AIM OF THE EXERCISE: The lines below should be written out again in full, exactly as they are.

TASK MATERIAL:
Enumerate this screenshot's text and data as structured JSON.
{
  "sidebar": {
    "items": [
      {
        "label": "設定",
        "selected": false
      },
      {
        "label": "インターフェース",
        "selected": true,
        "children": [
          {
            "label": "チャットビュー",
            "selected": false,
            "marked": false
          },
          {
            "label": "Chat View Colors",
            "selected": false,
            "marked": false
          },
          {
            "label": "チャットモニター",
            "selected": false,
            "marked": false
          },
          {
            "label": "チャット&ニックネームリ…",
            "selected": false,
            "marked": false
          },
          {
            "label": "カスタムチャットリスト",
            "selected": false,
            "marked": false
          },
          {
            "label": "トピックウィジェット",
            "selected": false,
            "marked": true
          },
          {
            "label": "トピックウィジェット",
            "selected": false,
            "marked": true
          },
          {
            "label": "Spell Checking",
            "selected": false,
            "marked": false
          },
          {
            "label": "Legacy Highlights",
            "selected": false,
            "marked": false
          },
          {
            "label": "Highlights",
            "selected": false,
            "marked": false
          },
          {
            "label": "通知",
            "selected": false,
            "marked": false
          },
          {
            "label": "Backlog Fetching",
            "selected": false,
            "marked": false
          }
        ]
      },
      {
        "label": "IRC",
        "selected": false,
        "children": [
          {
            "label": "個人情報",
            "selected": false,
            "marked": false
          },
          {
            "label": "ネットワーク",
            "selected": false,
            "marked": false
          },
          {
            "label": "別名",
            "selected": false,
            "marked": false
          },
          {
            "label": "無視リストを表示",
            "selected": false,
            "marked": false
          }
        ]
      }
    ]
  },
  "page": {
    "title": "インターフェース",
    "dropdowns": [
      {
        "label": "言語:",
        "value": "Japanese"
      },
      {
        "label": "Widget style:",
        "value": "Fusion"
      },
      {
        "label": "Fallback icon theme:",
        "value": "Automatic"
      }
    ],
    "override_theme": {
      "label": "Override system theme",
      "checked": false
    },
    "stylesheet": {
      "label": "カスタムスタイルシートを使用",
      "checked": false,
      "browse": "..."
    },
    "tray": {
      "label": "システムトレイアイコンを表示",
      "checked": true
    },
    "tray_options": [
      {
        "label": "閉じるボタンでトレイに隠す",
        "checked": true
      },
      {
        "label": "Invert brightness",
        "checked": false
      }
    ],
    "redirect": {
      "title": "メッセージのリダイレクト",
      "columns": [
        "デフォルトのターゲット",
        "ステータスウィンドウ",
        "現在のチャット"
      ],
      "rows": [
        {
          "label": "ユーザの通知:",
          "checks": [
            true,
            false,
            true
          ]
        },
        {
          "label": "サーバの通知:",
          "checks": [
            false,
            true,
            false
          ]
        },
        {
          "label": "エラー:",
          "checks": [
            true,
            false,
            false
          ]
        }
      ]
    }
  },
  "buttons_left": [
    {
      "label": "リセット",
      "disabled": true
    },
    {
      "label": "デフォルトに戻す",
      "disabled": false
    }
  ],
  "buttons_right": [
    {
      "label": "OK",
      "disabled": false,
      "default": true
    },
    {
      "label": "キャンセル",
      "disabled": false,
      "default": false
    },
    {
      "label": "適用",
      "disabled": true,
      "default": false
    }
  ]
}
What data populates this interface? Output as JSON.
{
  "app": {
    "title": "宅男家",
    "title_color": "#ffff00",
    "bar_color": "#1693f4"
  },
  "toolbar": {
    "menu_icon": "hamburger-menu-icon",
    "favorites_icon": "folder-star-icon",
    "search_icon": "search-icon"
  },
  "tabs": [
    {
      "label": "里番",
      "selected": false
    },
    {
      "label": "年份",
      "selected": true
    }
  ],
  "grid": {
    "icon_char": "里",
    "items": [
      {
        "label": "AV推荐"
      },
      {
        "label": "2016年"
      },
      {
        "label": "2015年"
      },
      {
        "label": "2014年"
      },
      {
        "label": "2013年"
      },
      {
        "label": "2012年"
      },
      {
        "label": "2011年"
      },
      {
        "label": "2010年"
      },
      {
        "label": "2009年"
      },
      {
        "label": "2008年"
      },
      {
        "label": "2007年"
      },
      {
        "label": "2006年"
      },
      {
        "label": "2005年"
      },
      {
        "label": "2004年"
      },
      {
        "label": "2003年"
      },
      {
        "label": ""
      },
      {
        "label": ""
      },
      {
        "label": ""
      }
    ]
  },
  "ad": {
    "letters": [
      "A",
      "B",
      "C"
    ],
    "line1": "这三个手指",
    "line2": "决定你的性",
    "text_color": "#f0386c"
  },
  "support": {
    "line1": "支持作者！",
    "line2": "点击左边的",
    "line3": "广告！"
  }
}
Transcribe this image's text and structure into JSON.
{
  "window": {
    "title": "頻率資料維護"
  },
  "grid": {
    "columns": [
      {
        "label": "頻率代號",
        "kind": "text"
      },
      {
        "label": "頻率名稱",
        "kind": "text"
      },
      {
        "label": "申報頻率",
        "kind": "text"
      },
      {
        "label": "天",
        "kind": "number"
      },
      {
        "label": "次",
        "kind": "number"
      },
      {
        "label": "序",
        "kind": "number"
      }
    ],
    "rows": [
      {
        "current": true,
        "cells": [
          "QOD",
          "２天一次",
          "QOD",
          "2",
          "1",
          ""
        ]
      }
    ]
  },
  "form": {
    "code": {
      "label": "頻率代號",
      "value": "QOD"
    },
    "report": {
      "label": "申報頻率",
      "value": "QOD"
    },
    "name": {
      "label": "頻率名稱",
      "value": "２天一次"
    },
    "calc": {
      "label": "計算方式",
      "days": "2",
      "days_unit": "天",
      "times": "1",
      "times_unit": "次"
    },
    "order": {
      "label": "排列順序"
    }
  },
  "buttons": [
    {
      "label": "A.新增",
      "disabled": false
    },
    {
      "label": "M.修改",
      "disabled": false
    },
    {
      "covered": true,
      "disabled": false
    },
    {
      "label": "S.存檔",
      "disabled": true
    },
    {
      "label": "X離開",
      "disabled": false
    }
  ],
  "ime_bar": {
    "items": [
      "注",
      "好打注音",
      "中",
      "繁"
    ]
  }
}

RESULT:
Enumerate this screenshot's text and data as structured JSON.
{
  "sidebar": {
    "items": [
      {
        "label": "設定",
        "selected": false
      },
      {
        "label": "インターフェース",
        "selected": true,
        "children": [
          {
            "label": "チャットビュー",
            "selected": false,
            "marked": false
          },
          {
            "label": "Chat View Colors",
            "selected": false,
            "marked": false
          },
          {
            "label": "チャットモニター",
            "selected": false,
            "marked": false
          },
          {
            "label": "チャット&ニックネームリ…",
            "selected": false,
            "marked": false
          },
          {
            "label": "カスタムチャットリスト",
            "selected": false,
            "marked": false
          },
          {
            "label": "トピックウィジェット",
            "selected": false,
            "marked": true
          },
          {
            "label": "トピックウィジェット",
            "selected": false,
            "marked": true
          },
          {
            "label": "Spell Checking",
            "selected": false,
            "marked": false
          },
          {
            "label": "Legacy Highlights",
            "selected": false,
            "marked": false
          },
          {
            "label": "Highlights",
            "selected": false,
            "marked": false
          },
          {
            "label": "通知",
            "selected": false,
            "marked": false
          },
          {
            "label": "Backlog Fetching",
            "selected": false,
            "marked": false
          }
        ]
      },
      {
        "label": "IRC",
        "selected": false,
        "children": [
          {
            "label": "個人情報",
            "selected": false,
            "marked": false
          },
          {
            "label": "ネットワーク",
            "selected": false,
            "marked": false
          },
          {
            "label": "別名",
            "selected": false,
            "marked": false
          },
          {
            "label": "無視リストを表示",
            "selected": false,
            "marked": false
          }
        ]
      }
    ]
  },
  "page": {
    "title": "インターフェース",
    "dropdowns": [
      {
        "label": "言語:",
        "value": "Japanese"
      },
      {
        "label": "Widget style:",
        "value": "Fusion"
      },
      {
        "label": "Fallback icon theme:",
        "value": "Automatic"
      }
    ],
    "override_theme": {
      "label": "Override system theme",
      "checked": false
    },
    "stylesheet": {
      "label": "カスタムスタイルシートを使用",
      "checked": false,
      "browse": "..."
    },
    "tray": {
      "label": "システムトレイアイコンを表示",
      "checked": true
    },
    "tray_options": [
      {
        "label": "閉じるボタンでトレイに隠す",
        "checked": true
      },
      {
        "label": "Invert brightness",
        "checked": false
      }
    ],
    "redirect": {
      "title": "メッセージのリダイレクト",
      "columns": [
        "デフォルトのターゲット",
        "ステータスウィンドウ",
        "現在のチャット"
      ],
      "rows": [
        {
          "label": "ユーザの通知:",
          "checks": [
            true,
            false,
            true
          ]
        },
        {
          "label": "サーバの通知:",
          "checks": [
            false,
            true,
            false
          ]
        },
        {
          "label": "エラー:",
          "checks": [
            true,
            false,
            false
          ]
        }
      ]
    }
  },
  "buttons_left": [
    {
      "label": "リセット",
      "disabled": true
    },
    {
      "label": "デフォルトに戻す",
      "disabled": false
    }
  ],
  "buttons_right": [
    {
      "label": "OK",
      "disabled": false,
      "default": true
    },
    {
      "label": "キャンセル",
      "disabled": false,
      "default": false
    },
    {
      "label": "適用",
      "disabled": true,
      "default": false
    }
  ]
}
What data populates this interface? Output as JSON.
{
  "app": {
    "title": "宅男家",
    "title_color": "#ffff00",
    "bar_color": "#1693f4"
  },
  "toolbar": {
    "menu_icon": "hamburger-menu-icon",
    "favorites_icon": "folder-star-icon",
    "search_icon": "search-icon"
  },
  "tabs": [
    {
      "label": "里番",
      "selected": false
    },
    {
      "label": "年份",
      "selected": true
    }
  ],
  "grid": {
    "icon_char": "里",
    "items": [
      {
        "label": "AV推荐"
      },
      {
        "label": "2016年"
      },
      {
        "label": "2015年"
      },
      {
        "label": "2014年"
      },
      {
        "label": "2013年"
      },
      {
        "label": "2012年"
      },
      {
        "label": "2011年"
      },
      {
        "label": "2010年"
      },
      {
        "label": "2009年"
      },
      {
        "label": "2008年"
      },
      {
        "label": "2007年"
      },
      {
        "label": "2006年"
      },
      {
        "label": "2005年"
      },
      {
        "label": "2004年"
      },
      {
        "label": "2003年"
      },
      {
        "label": ""
      },
      {
        "label": ""
      },
      {
        "label": ""
      }
    ]
  },
  "ad": {
    "letters": [
      "A",
      "B",
      "C"
    ],
    "line1": "这三个手指",
    "line2": "决定你的性",
    "text_color": "#f0386c"
  },
  "support": {
    "line1": "支持作者！",
    "line2": "点击左边的",
    "line3": "广告！"
  }
}
Transcribe this image's text and structure into JSON.
{
  "window": {
    "title": "頻率資料維護"
  },
  "grid": {
    "columns": [
      {
        "label": "頻率代號",
        "kind": "text"
      },
      {
        "label": "頻率名稱",
        "kind": "text"
      },
      {
        "label": "申報頻率",
        "kind": "text"
      },
      {
        "label": "天",
        "kind": "number"
      },
      {
        "label": "次",
        "kind": "number"
      },
      {
        "label": "序",
        "kind": "number"
      }
    ],
    "rows": [
      {
        "current": true,
        "cells": [
          "QOD",
          "２天一次",
          "QOD",
          "2",
          "1",
          ""
        ]
      }
    ]
  },
  "form": {
    "code": {
      "label": "頻率代號",
      "value": "QOD"
    },
    "report": {
      "label": "申報頻率",
      "value": "QOD"
    },
    "name": {
      "label": "頻率名稱",
      "value": "２天一次"
    },
    "calc": {
      "label": "計算方式",
      "days": "2",
      "days_unit": "天",
      "times": "1",
      "times_unit": "次"
    },
    "order": {
      "label": "排列順序"
    }
  },
  "buttons": [
    {
      "label": "A.新增",
      "disabled": false
    },
    {
      "label": "M.修改",
      "disabled": false
    },
    {
      "covered": true,
      "disabled": false
    },
    {
      "label": "S.存檔",
      "disabled": true
    },
    {
      "label": "X離開",
      "disabled": false
    }
  ],
  "ime_bar": {
    "items": [
      "注",
      "好打注音",
      "中",
      "繁"
    ]
  }
}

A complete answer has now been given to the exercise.